• **Your objective**
Search term "Downloads": copy each line of the records that contains it.

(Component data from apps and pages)
____________

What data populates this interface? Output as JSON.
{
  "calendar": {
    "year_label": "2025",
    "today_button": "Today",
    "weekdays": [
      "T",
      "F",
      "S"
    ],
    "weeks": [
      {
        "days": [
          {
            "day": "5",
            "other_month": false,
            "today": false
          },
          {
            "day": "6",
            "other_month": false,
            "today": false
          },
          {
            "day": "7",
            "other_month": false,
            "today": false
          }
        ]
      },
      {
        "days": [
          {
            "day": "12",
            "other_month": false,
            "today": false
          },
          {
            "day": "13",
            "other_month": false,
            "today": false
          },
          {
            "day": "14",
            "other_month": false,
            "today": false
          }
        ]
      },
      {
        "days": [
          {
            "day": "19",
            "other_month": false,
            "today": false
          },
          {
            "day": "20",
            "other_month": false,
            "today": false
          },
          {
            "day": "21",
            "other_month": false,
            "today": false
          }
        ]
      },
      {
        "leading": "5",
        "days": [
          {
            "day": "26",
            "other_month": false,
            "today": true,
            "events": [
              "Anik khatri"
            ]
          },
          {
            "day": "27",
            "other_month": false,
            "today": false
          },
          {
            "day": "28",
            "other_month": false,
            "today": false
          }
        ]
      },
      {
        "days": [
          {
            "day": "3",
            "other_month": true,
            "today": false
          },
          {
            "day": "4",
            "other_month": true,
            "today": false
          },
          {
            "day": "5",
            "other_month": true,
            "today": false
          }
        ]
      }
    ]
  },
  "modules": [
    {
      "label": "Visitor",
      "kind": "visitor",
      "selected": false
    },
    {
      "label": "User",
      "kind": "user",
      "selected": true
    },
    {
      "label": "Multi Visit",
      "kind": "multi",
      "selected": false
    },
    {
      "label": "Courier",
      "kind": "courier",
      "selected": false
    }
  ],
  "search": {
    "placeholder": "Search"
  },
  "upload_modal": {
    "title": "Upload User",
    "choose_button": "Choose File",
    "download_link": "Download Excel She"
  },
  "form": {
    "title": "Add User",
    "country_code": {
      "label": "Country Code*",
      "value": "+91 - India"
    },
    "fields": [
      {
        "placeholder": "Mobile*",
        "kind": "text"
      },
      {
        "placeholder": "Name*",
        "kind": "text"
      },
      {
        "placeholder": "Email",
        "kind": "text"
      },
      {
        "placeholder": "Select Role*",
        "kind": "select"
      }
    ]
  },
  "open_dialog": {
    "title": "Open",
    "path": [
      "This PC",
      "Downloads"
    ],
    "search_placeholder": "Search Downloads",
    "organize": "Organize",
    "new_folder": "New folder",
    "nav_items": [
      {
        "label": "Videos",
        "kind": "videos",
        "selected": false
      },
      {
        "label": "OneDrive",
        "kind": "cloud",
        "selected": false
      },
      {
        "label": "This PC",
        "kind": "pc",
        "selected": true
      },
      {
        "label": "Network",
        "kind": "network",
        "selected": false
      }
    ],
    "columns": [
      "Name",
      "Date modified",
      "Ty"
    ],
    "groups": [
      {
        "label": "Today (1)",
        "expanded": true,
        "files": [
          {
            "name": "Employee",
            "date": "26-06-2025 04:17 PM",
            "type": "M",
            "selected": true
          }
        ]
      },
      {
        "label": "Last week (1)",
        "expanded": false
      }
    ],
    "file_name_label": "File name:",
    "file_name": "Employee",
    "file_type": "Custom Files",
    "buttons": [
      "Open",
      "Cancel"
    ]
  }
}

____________

• **Your solution**
      "Downloads"
    "search_placeholder": "Search Downloads",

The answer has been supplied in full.